Avinor’s goal with this event last August 14 was to show how capable an electric airplane can be. So the company invited government members, such as the Environment Minister, Ola Elvestuen, and Aase Marthe Horrigmo, a junior government minister, to fly on the electric Pipistrel Alpha Electro G2. The company’s CEO, Dag Falk-Petersen, flew the plane himself. And he was the man that ensured the emergency landing on lake Nordnestjønn succeeded. Although Aase Marthe Horrigmo and he were not hurt, electric aviation was. Badly.
The Norwegian government asked Avinor to electrify all domestic aviation by 2040 and the Alpha Electro G2 was the stepping stone to get there.

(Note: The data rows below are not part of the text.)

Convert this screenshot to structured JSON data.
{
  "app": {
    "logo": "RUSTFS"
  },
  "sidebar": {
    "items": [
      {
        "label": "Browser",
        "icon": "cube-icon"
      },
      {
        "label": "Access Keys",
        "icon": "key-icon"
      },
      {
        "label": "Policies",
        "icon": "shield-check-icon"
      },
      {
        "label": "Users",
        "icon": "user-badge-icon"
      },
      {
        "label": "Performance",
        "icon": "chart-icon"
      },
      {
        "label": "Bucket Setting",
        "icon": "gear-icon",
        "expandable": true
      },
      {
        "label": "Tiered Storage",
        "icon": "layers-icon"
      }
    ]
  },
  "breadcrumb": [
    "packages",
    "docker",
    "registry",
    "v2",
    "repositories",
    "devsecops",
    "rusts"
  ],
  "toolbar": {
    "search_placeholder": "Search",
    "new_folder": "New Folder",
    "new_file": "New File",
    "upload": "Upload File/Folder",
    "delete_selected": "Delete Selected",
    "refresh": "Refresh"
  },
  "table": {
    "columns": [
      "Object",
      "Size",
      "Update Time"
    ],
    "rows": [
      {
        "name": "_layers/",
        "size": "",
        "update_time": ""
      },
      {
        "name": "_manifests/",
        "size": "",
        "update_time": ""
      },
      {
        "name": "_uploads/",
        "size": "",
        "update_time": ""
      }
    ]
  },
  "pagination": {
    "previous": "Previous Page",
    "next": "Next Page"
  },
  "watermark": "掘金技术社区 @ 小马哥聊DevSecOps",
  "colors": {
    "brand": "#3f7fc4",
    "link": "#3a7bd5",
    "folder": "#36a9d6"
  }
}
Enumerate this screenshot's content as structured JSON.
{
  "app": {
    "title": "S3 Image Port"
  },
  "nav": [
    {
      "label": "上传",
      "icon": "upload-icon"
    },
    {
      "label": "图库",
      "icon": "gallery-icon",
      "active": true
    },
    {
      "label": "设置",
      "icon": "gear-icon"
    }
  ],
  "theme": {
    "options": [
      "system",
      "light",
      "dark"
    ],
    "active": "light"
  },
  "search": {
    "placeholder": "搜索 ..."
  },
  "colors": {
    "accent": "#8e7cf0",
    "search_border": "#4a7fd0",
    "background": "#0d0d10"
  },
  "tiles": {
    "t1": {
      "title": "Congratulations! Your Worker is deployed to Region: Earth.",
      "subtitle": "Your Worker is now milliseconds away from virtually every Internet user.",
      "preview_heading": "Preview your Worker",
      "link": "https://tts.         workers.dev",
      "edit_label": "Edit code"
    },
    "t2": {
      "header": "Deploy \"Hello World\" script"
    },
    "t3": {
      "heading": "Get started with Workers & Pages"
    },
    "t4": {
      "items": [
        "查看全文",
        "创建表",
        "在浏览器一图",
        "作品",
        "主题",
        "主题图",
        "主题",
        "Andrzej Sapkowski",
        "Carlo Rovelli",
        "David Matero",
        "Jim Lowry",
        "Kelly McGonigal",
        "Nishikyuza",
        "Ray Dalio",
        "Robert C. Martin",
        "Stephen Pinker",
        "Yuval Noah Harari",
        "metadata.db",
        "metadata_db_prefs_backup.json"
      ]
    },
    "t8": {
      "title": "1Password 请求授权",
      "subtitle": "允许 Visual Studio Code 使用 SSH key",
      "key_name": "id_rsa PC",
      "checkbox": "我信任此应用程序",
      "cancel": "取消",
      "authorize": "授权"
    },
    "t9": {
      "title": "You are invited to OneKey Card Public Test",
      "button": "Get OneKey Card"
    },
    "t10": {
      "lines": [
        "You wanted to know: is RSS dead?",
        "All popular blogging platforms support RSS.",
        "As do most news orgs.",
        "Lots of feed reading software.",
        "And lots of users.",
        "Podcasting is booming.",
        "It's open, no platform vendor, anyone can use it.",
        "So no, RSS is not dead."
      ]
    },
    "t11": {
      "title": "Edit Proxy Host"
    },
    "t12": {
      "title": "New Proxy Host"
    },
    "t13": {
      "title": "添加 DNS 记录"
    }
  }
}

Hence the demonstration to government members.
Falk-Petersen explained the accident to the Norwegian website VG. “We were heading towards the airport when there was a signal that something was wrong with the engine power. Then the engine power weakened and disappeared completely. So I had to send mayday and try to find a place to land. There were a lot of trees there, but I stumbled into a pond on which we landed.”
Being an experient pilot, Falk-Petersen managed to remain calm and keep Horrigmo also calm during the whole situation. They crash-landed in the water at about 70 km/h (44 mph), climbed out of the plane through the wings and swam ashore.
The reasons for the electric motor to completely stop will be investigated. While they are not determined, it is possible tests with electric airplanes will go a little slower in Norway, a country that is deeply in love with electric vehicles despite selling oil as one of its main export products. Oil revenues account for about 22 percent of Norway’s GDP and 67 percent of all its exports.
Will that prevent new electric airplanes to be developed? How will engineers overcome problems such as the power shortage that has affected the Alpha Electro G2? There are many questions that will need to be answered until electric aviation becomes a reality.